Depression Brain Changes Explored
New discoveries are being made about changes in the brain during depression. Dr. Mia Lindskog of the Karolinska Institute, Sweden, and her team say that two separate mechanisms cause the emotional symptoms and the deficits in memory and learning seen in depression.
Dr. Lindskog explains that depression “is characterized by both emotional and cognitive symptoms.” However, she adds, “the relationship between these two symptoms of depression is poorly understood.”
The team compared ordinary rats against a strain of rats that had been bred with a disposition toward depression. This strain of rats has recently been found to have decreased emotional memory, impaired brain plasticity, and a smaller hippocampus.

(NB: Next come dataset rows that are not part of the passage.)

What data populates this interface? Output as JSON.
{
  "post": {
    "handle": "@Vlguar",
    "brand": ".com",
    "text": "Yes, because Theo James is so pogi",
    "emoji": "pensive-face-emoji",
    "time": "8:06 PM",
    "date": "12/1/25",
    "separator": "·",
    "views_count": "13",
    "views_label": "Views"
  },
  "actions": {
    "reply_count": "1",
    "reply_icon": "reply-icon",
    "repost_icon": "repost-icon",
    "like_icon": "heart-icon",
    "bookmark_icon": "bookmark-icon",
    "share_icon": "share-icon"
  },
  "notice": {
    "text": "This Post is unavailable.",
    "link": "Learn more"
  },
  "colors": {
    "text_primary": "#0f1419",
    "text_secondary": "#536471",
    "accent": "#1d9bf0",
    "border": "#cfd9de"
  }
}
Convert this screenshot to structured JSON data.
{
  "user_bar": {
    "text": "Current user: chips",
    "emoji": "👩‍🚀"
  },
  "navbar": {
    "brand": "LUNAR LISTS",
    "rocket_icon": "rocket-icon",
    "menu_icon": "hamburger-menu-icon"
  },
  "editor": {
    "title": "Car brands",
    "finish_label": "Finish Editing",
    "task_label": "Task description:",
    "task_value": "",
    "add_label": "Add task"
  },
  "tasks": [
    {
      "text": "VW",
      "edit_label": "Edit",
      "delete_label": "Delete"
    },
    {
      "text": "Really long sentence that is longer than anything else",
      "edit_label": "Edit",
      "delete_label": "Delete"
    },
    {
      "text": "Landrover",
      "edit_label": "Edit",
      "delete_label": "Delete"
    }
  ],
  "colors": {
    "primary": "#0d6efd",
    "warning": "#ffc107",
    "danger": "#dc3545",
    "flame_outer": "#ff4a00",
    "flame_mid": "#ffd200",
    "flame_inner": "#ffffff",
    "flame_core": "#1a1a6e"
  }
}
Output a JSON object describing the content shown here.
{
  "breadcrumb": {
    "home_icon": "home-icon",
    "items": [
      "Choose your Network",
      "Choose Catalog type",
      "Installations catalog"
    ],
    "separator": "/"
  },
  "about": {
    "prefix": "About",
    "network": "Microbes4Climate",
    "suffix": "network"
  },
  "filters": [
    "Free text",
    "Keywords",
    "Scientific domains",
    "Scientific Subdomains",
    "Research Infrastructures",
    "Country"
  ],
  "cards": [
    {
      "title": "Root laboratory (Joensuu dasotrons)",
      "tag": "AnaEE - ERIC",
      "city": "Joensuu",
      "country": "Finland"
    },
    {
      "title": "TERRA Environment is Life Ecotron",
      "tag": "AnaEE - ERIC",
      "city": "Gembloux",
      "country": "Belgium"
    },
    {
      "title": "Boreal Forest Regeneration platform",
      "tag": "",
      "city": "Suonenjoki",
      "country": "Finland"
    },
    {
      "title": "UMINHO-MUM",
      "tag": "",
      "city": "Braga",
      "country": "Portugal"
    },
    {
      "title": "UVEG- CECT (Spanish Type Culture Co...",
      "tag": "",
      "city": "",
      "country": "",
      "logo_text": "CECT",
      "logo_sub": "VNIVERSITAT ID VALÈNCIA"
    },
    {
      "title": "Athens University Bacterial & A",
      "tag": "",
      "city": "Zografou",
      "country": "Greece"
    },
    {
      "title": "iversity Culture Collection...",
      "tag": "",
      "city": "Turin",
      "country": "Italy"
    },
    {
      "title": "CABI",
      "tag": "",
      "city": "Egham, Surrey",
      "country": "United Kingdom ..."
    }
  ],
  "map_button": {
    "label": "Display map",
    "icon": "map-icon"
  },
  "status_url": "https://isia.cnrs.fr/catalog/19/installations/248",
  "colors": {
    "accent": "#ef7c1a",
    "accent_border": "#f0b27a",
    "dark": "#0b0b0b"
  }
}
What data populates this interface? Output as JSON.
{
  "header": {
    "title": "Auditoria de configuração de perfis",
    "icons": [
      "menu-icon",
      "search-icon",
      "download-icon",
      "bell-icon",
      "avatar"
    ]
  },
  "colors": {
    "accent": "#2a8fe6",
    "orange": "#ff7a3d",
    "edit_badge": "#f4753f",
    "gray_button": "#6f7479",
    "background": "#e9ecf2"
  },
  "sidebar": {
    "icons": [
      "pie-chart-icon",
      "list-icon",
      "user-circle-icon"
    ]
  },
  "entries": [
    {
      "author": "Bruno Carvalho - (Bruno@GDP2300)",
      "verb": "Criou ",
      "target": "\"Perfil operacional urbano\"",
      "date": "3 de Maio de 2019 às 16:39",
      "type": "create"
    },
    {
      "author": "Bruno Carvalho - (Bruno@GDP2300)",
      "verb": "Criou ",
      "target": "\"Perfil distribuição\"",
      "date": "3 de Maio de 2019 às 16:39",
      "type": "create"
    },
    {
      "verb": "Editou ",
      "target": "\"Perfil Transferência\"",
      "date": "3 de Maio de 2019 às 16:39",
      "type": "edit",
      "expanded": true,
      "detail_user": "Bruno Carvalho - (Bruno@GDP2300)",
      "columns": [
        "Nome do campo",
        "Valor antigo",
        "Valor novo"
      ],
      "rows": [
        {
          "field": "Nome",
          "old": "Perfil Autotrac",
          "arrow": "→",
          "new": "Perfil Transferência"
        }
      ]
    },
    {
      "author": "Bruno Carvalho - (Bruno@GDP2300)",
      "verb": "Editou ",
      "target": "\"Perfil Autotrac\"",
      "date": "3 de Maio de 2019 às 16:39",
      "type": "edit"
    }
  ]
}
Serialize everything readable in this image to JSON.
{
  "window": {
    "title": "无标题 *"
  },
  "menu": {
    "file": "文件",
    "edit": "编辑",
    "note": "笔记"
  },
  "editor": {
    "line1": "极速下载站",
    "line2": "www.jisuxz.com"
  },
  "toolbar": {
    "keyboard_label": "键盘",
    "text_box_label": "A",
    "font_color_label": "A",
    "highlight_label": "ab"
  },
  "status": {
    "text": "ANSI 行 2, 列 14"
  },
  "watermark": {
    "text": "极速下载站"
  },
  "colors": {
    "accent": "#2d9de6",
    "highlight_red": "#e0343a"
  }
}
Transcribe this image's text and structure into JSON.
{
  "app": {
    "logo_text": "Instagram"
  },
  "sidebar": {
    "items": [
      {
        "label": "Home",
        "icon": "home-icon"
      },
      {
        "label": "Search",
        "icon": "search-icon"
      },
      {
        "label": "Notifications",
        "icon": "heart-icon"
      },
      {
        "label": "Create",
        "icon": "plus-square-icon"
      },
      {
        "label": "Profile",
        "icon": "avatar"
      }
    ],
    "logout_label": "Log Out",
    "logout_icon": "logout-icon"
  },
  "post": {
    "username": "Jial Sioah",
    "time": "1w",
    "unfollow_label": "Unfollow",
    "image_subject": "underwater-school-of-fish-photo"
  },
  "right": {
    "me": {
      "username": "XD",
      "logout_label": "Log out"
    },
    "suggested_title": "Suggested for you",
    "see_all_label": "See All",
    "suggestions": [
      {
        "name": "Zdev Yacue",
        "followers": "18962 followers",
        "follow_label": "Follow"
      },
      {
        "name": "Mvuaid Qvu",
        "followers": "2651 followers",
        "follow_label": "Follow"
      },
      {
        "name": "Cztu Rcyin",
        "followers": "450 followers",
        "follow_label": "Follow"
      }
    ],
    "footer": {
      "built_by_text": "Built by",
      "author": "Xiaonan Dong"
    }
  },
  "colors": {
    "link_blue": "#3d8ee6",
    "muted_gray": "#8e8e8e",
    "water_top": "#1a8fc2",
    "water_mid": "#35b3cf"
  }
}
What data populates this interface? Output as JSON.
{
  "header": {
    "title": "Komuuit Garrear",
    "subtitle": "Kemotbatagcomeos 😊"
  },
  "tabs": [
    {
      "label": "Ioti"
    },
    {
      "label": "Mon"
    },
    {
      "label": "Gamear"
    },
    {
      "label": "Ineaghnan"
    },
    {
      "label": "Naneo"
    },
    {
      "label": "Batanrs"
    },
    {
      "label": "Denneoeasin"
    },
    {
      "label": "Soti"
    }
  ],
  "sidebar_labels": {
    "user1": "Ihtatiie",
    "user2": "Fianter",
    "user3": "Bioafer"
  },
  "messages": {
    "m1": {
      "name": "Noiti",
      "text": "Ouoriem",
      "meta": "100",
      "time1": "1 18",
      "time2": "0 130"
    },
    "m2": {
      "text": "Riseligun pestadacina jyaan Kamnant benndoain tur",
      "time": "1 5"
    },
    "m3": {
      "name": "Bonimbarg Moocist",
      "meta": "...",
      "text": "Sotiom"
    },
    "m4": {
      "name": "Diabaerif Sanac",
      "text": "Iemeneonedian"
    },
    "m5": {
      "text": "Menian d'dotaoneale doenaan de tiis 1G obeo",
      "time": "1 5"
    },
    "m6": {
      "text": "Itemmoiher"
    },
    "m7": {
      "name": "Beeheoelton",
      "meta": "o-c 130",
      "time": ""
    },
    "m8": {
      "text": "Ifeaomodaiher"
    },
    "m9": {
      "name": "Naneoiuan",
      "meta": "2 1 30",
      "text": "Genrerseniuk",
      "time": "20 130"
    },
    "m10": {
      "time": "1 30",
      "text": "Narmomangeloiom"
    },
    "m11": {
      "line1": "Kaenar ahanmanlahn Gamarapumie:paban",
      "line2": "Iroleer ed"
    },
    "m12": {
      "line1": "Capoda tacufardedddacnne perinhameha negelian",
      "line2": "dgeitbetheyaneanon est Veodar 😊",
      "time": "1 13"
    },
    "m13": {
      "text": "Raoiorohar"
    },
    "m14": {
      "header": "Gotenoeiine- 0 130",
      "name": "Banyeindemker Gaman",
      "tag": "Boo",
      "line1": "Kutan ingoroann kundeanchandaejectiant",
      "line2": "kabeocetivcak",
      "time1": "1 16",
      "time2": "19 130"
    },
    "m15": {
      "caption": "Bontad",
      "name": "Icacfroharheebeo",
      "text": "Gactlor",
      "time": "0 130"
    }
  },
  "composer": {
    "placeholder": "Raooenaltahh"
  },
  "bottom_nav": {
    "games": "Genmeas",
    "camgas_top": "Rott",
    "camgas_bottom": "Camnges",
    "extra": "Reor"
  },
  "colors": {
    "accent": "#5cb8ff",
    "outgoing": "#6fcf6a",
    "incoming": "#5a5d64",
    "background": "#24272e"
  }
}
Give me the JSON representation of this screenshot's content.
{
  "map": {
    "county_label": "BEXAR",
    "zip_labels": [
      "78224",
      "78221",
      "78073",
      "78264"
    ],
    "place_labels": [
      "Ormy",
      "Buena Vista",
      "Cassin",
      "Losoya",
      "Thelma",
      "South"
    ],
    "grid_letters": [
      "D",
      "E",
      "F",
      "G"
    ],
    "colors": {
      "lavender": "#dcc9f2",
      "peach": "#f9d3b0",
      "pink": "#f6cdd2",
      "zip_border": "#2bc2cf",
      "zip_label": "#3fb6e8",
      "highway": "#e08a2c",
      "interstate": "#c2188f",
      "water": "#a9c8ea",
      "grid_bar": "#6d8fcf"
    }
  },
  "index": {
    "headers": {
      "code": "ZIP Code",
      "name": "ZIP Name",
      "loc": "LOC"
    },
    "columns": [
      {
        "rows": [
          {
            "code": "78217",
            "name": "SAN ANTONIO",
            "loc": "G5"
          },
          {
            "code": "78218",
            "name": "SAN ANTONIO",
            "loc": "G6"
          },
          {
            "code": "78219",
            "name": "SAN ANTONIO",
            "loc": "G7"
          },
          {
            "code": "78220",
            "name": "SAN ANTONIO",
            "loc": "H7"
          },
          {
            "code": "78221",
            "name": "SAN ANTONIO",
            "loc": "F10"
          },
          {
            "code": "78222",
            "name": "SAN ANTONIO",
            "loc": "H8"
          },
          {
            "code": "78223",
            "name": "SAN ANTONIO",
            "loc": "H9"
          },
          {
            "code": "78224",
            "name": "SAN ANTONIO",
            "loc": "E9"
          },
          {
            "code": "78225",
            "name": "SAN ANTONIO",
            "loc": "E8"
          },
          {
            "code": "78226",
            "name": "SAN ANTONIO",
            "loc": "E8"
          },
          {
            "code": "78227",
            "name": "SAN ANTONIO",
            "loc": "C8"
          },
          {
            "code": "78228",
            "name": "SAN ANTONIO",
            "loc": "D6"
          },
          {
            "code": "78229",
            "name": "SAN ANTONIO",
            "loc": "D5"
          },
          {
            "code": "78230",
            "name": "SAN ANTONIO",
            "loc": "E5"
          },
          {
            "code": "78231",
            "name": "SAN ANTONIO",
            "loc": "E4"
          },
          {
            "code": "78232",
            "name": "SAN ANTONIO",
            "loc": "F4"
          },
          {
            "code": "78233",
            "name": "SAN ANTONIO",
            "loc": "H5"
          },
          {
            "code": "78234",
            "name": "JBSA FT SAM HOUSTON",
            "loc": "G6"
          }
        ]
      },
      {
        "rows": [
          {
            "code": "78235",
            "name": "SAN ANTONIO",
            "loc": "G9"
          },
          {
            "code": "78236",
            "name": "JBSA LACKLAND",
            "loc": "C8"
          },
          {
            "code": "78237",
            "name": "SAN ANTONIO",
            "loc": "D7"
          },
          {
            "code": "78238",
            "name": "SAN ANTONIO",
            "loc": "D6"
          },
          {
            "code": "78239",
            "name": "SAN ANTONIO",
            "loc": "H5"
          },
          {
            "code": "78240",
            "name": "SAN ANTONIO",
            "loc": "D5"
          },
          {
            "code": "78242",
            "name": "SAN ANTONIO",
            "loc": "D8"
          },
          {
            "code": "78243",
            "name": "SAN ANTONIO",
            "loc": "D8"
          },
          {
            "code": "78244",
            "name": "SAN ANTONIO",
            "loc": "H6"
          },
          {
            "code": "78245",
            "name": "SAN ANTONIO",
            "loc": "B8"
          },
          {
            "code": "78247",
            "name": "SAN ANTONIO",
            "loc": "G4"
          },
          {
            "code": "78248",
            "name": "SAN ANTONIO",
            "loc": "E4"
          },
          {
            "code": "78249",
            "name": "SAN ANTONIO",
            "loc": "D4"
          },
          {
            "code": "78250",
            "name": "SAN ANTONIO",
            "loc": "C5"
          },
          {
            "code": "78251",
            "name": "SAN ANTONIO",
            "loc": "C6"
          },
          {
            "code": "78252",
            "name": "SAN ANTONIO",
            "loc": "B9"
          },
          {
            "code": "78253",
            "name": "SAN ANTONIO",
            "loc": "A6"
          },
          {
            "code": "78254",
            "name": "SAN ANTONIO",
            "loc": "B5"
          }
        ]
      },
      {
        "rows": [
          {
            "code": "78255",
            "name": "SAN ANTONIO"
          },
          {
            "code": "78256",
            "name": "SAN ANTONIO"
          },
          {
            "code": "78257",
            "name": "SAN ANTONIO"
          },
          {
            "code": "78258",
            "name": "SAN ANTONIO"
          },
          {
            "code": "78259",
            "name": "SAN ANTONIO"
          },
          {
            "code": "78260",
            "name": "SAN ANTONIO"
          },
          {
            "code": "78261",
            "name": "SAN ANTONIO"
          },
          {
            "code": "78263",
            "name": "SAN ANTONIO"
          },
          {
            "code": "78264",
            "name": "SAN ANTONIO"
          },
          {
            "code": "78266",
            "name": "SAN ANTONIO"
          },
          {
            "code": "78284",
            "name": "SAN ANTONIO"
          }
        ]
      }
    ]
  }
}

The idea was to investigate the glutamatergic system, which is a system of amino acids vital for information processing in the hippocampus, in order to “reveal the mechanisms underlying the emotional and cognitive aspects associated with the disease.”
Clinical studies have shown abnormalities in the glutamatergic system in depressed people, but it is not yet clear how this affects the brain and contributes to depression symptoms.
All of the rats were injected with D-serine, a substance secreted by support cells for brain neurons called astrocytes. The “depressed” rats showed an improvement in their previously impaired brain plasticity and on memory tests.
Apathy was tested by releasing the rats into a container of water and observing whether they immediately tried to climb out or stayed floating in the container. The “depressed” rats showed no improvement in their level of apathy following the injection with D-serine.
“We have shown that there are two symptoms that can be influenced independently of one another, which means they could be treated in tandem in patients with depression,” said Dr. Lindskog. She added, “It’s likely that astrocytes perform a very important function in the brain.”